When someone mentions “Big Bird”, if you’re from North America you probably think about the big yellow bird from Sesame Street. This would demonstrate that you’ve grown up watching TV in North America, because the big bird that Americans and Canadians watch is yellow.
However, Twitter was recently abuzz with the revelation that Big Bird is not so yellow in other countries. For example in the Netherlands it’s purple. This was later confirmed by the Big Bird himself, who wrote on Twitter “I heard my friends on Twitter were asking about my cousins around the world! It’s true, I have a lot of bird cousins in different countries. Here’s a little bit about them..” The Big Bird then went about introducing his various look-alikes, in different colours and forms, based in various parts of the world.
We can only deduce that Sesame Street co-productions in several countries around the world have tailored the show for local audiences. Even if the script for a particular show is essentially the same (with obvious language translations), the use of different costumes in different geographies serves an important purpose: invoke the trust amongst the audience by relating the character to people from different cultures. The power of the nuances in Big Bird’s colouring is substantial. By using colours, terms, phrasing, and references that feel familiar, this creates trust between a viewer and a character, and that trust results in a willingness to engage and share, thereby improving brand loyalty and consistent viewership in this case. This is an example of personalization that engenders greater trust and enhances people’s experience.
Tickit Health amplifies the concept of personalization by building Digitally Empathetic technology for organizations serving diverse populations. At the core of Digital Empathy is the goal of leveraging technology to align communication with the focus audience in order to create an enhanced user experience. At every level, organizations depend on accurate, comprehensive, and actionable data to perform. However, organizations fail to take into account that the individual’s ability to trust the data collection process, which can deter the individual’s ability to share their personal information and needs effectively, thereby resulting in poor quality data collected.
Big Bird’s appearance has changed over the years, as has his personality. He originally had very few feathers on top of his head; his body feathers were also more shaggy and unkempt, and his body was not as rounded and full as it is now. His personality was more dopey and “bird-brained” than it later became. He gradually got more feathers on top, giving his head a more rounded appearance, and developed a blaze-like crest of lighter yellow feathers above his eyes. His body got fluffier, rounder and more well-groomed.
His personality developed over time from being a dim, slow-witted character into the childlike innocence he is known for today. –Wikipedia
When we ask a person a question, we often ask that question from our own place of reference; if we ask a different person that same question, it may be interpreted in a completely different way. Trust and familiarity have a significant impact on the responses of questions in a survey or assessment. The impact is measurable and significant. It’s not only across geographic or cultural boundaries where the changes are important.
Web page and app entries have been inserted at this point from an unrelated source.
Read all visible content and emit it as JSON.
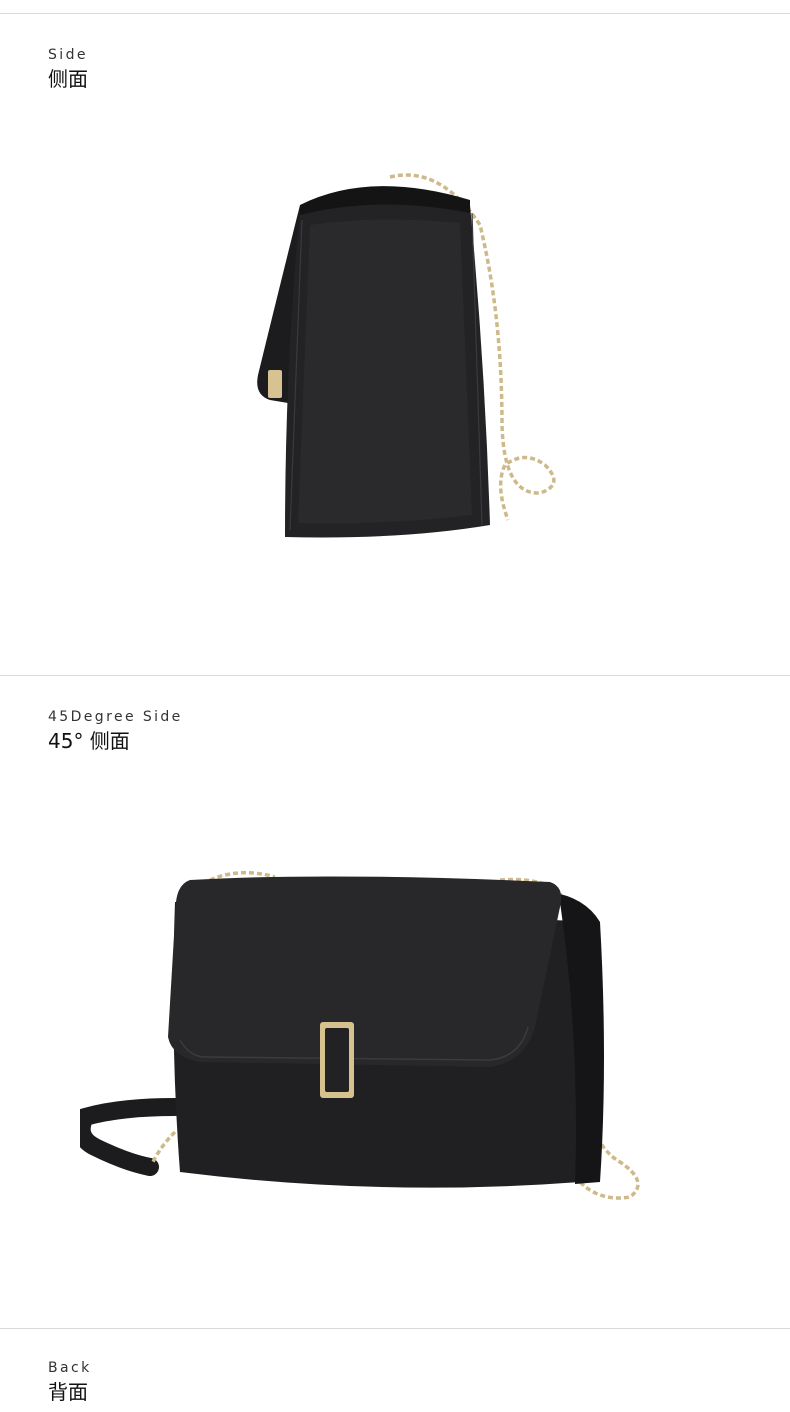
{
  "sections": [
    {
      "label_en": "Side",
      "label_zh": "侧面",
      "image": "bag-side-view"
    },
    {
      "label_en": "45Degree Side",
      "label_zh": "45°  侧面",
      "image": "bag-45-degree-view"
    },
    {
      "label_en": "Back",
      "label_zh": "背面",
      "image": "bag-back-view"
    }
  ],
  "colors": {
    "leather": "#1f1f21",
    "leather_light": "#2e2e31",
    "chain_gold": "#cdb98a",
    "divider": "#d9d9d9",
    "background": "#ffffff"
  }
}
Age, literacy, gender, and physical context are all considered with Digital Empathy, as we modify a question into versions that are empathetic to the person being asked. When put to practice, research has shown that Digital Empathy improves response rates with higher quality data capture, creating less staff burden. This is critical when screening patients, students, or employees for risky behaviours or behavioural and other health and wellness risks.
Now you have a better understanding of why when I think of Big Bird, he’s a big purple bird, but you imagine a big yellow bird. While that empathetic nuance may be subtle, the fact of the matter is that it helps both of us to trust what he has to say. And that makes us all better global citizens.